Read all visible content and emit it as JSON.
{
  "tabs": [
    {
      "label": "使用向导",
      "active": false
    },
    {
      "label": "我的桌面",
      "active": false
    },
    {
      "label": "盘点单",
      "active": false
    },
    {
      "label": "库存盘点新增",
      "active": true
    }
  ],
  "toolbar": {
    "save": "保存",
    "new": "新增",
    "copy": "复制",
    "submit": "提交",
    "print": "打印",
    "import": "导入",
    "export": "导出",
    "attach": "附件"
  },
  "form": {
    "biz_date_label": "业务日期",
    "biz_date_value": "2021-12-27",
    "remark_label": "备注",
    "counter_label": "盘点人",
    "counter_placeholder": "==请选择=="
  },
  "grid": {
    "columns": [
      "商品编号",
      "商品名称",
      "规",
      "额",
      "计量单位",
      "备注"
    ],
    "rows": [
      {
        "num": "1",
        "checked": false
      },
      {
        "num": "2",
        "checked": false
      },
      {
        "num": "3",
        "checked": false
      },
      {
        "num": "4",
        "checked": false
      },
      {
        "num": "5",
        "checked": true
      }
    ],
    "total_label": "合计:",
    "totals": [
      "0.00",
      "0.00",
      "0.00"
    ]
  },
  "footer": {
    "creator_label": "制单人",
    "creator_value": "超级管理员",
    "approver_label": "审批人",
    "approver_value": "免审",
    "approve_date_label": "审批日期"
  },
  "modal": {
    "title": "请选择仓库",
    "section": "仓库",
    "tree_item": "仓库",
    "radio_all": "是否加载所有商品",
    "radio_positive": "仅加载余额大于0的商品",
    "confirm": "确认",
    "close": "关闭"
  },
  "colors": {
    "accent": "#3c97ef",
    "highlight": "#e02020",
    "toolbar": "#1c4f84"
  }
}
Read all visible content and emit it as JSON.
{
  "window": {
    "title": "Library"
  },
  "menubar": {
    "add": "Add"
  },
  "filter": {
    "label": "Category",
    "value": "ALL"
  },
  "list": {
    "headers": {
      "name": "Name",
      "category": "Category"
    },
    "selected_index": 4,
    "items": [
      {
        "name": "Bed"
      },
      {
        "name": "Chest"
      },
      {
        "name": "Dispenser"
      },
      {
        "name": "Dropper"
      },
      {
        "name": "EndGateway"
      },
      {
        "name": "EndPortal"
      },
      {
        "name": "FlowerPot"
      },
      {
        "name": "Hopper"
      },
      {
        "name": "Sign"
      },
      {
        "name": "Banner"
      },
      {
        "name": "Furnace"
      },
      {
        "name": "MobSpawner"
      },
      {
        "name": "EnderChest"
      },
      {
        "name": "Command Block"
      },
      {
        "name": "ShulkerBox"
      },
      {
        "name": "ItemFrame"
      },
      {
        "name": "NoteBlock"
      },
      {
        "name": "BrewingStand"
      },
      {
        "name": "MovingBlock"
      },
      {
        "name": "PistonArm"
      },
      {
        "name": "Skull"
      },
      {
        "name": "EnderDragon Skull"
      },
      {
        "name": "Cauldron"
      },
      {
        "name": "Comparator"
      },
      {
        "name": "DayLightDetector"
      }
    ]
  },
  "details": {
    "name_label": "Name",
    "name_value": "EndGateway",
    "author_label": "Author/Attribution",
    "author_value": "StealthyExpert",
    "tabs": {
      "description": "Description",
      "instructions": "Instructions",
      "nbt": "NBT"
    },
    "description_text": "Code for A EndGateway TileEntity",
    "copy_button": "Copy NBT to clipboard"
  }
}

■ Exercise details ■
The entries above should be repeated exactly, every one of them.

■ The completed task ■
Read all visible content and emit it as JSON.
{
  "tabs": [
    {
      "label": "使用向导",
      "active": false
    },
    {
      "label": "我的桌面",
      "active": false
    },
    {
      "label": "盘点单",
      "active": false
    },
    {
      "label": "库存盘点新增",
      "active": true
    }
  ],
  "toolbar": {
    "save": "保存",
    "new": "新增",
    "copy": "复制",
    "submit": "提交",
    "print": "打印",
    "import": "导入",
    "export": "导出",
    "attach": "附件"
  },
  "form": {
    "biz_date_label": "业务日期",
    "biz_date_value": "2021-12-27",
    "remark_label": "备注",
    "counter_label": "盘点人",
    "counter_placeholder": "==请选择=="
  },
  "grid": {
    "columns": [
      "商品编号",
      "商品名称",
      "规",
      "额",
      "计量单位",
      "备注"
    ],
    "rows": [
      {
        "num": "1",
        "checked": false
      },
      {
        "num": "2",
        "checked": false
      },
      {
        "num": "3",
        "checked": false
      },
      {
        "num": "4",
        "checked": false
      },
      {
        "num": "5",
        "checked": true
      }
    ],
    "total_label": "合计:",
    "totals": [
      "0.00",
      "0.00",
      "0.00"
    ]
  },
  "footer": {
    "creator_label": "制单人",
    "creator_value": "超级管理员",
    "approver_label": "审批人",
    "approver_value": "免审",
    "approve_date_label": "审批日期"
  },
  "modal": {
    "title": "请选择仓库",
    "section": "仓库",
    "tree_item": "仓库",
    "radio_all": "是否加载所有商品",
    "radio_positive": "仅加载余额大于0的商品",
    "confirm": "确认",
    "close": "关闭"
  },
  "colors": {
    "accent": "#3c97ef",
    "highlight": "#e02020",
    "toolbar": "#1c4f84"
  }
}
Read all visible content and emit it as JSON.
{
  "window": {
    "title": "Library"
  },
  "menubar": {
    "add": "Add"
  },
  "filter": {
    "label": "Category",
    "value": "ALL"
  },
  "list": {
    "headers": {
      "name": "Name",
      "category": "Category"
    },
    "selected_index": 4,
    "items": [
      {
        "name": "Bed"
      },
      {
        "name": "Chest"
      },
      {
        "name": "Dispenser"
      },
      {
        "name": "Dropper"
      },
      {
        "name": "EndGateway"
      },
      {
        "name": "EndPortal"
      },
      {
        "name": "FlowerPot"
      },
      {
        "name": "Hopper"
      },
      {
        "name": "Sign"
      },
      {
        "name": "Banner"
      },
      {
        "name": "Furnace"
      },
      {
        "name": "MobSpawner"
      },
      {
        "name": "EnderChest"
      },
      {
        "name": "Command Block"
      },
      {
        "name": "ShulkerBox"
      },
      {
        "name": "ItemFrame"
      },
      {
        "name": "NoteBlock"
      },
      {
        "name": "BrewingStand"
      },
      {
        "name": "MovingBlock"
      },
      {
        "name": "PistonArm"
      },
      {
        "name": "Skull"
      },
      {
        "name": "EnderDragon Skull"
      },
      {
        "name": "Cauldron"
      },
      {
        "name": "Comparator"
      },
      {
        "name": "DayLightDetector"
      }
    ]
  },
  "details": {
    "name_label": "Name",
    "name_value": "EndGateway",
    "author_label": "Author/Attribution",
    "author_value": "StealthyExpert",
    "tabs": {
      "description": "Description",
      "instructions": "Instructions",
      "nbt": "NBT"
    },
    "description_text": "Code for A EndGateway TileEntity",
    "copy_button": "Copy NBT to clipboard"
  }
}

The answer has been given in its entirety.